Source: BPS RESEARCH DIGEST - July 10, 2018 Category: Psychiatry & Psychology Authors: BPS Research Digest Tags: Methods Social Source Type: blogs

We can tell from a person ’s roar whether they are bigger and stronger than us
By Emma Young Many animals, including sea lions and dogs, can accurately predict the size and strength of a potential adversary in part by listening to their vocalisations – such as the ferocity and depth of their barks or growls. People weren’t thought to be much good at doing something similar. But in previous studies, volunteers were asked to judge the absolute height and strength of another person, based on the sound of an aggressively-spoken sentence or a ‘roar’. Now in a new study, published in iScience, when participants were instead instructed to listen to recordings and judge how much stron...
Source: BPS RESEARCH DIGEST - July 9, 2018 Category: Psychiatry & Psychology Authors: BPS Research Digest Tags: evolutionary psych Source Type: blogs

Researchers have identified a group of patients who are especially prone to out-of-body experiences
By Emma Young People who’ve had an out-of-body experience (OBE) report that their conscious awareness shifted outside their physical body – often upwards, so they felt like they were floating above their own head. It’s thought that OBEs occur when the brain fails to properly integrate data from the different senses, including vision, touch, proprioception (the sense of where the limbs and other body parts are located in space) and from the vestibular system (organs in the inner ear that monitor head orientation, balance and motion).  Previous research has mostly focused on the role of vision and touc...
Source: BPS RESEARCH DIGEST - July 6, 2018 Category: Psychiatry & Psychology Authors: BPS Research Digest Tags: Brain Perception Source Type: blogs

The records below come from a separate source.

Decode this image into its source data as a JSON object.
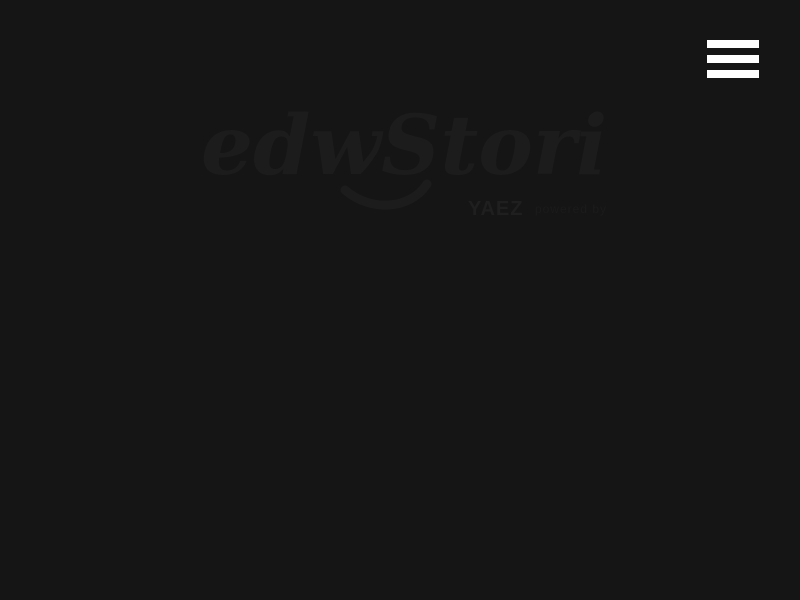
{
  "logo": {
    "script_text": "edwStories",
    "byline_prefix": "powered by",
    "brand": "YAEZ"
  },
  "menu": {
    "icon": "hamburger-menu-icon"
  },
  "colors": {
    "background": "#151515",
    "menu_icon": "#ffffff",
    "logo": "#1c1c1c"
  }
}
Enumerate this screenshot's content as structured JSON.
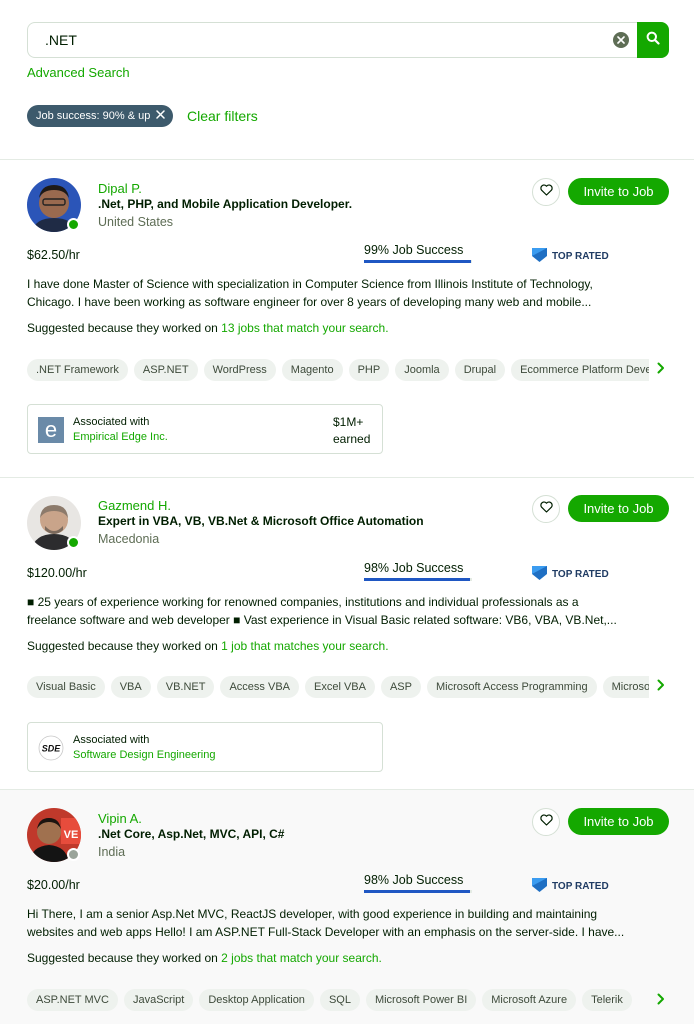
{
  "search": {
    "value": ".NET",
    "advanced_label": "Advanced Search"
  },
  "filters": {
    "chips": [
      {
        "label": "Job success: 90% & up"
      }
    ],
    "clear_label": "Clear filters"
  },
  "invite_label": "Invite to Job",
  "top_rated_label": "TOP RATED",
  "accent_color": "#14a800",
  "freelancers": [
    {
      "name": "Dipal P.",
      "title": ".Net, PHP, and Mobile Application Developer.",
      "location": "United States",
      "online": true,
      "rate": "$62.50/hr",
      "job_success": "99% Job Success",
      "job_success_value": 99,
      "description_lines": [
        "I have done Master of Science with specialization in Computer Science from Illinois Institute of Technology,",
        "Chicago. I have been working as software engineer for over 8 years of developing many web and mobile..."
      ],
      "suggested_prefix": "Suggested because they worked on ",
      "suggested_link": "13 jobs that match your search.",
      "skills": [
        ".NET Framework",
        "ASP.NET",
        "WordPress",
        "Magento",
        "PHP",
        "Joomla",
        "Drupal",
        "Ecommerce Platform Development"
      ],
      "agency": {
        "with_label": "Associated with",
        "name": "Empirical Edge Inc.",
        "earned_amount": "$1M+",
        "earned_label": "earned"
      }
    },
    {
      "name": "Gazmend H.",
      "title": "Expert in VBA, VB, VB.Net & Microsoft Office Automation",
      "location": "Macedonia",
      "online": true,
      "rate": "$120.00/hr",
      "job_success": "98% Job Success",
      "job_success_value": 98,
      "description_lines": [
        "■ 25 years of experience working for renowned companies, institutions and individual professionals as a",
        "freelance software and web developer ■ Vast experience in Visual Basic related software: VB6, VBA, VB.Net,..."
      ],
      "suggested_prefix": "Suggested because they worked on ",
      "suggested_link": "1 job that matches your search.",
      "skills": [
        "Visual Basic",
        "VBA",
        "VB.NET",
        "Access VBA",
        "Excel VBA",
        "ASP",
        "Microsoft Access Programming",
        "Microsoft Excel"
      ],
      "agency": {
        "with_label": "Associated with",
        "name": "Software Design Engineering",
        "logo_text": "SDE"
      }
    },
    {
      "name": "Vipin A.",
      "title": ".Net Core, Asp.Net, MVC, API, C#",
      "location": "India",
      "online": false,
      "rate": "$20.00/hr",
      "job_success": "98% Job Success",
      "job_success_value": 98,
      "description_lines": [
        "Hi There, I am a senior Asp.Net MVC, ReactJS developer, with good experience in building and maintaining",
        "websites and web apps Hello! I am ASP.NET Full-Stack Developer with an emphasis on the server-side. I have..."
      ],
      "suggested_prefix": "Suggested because they worked on ",
      "suggested_link": "2 jobs that match your search.",
      "skills": [
        "ASP.NET MVC",
        "JavaScript",
        "Desktop Application",
        "SQL",
        "Microsoft Power BI",
        "Microsoft Azure",
        "Telerik"
      ]
    }
  ]
}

Open-plan offices drive down face-to-face interactions and increase use of email
By Christian Jarrett As well as their cost-saving appeal, the rationale for large open-plan offices is that they are expected to act as a crucible for human chemistry, increasing face-to-face encounters between colleagues to the benefit of creativity and collaboration. Unfortunately it’s well-established that most workers don’t like them, such is the fundamental human need for privacy and control over one’s environment. Now a pair of quasi-experimental field studies published in Philosophical Transactions of the Royal Society B suggest that the supposed collaborative advantage of open-plan offic...
Source: BPS RESEARCH DIGEST - July 5, 2018 Category: Psychiatry & Psychology Authors: BPS Research Digest Tags: Occupational Social Source Type: blogs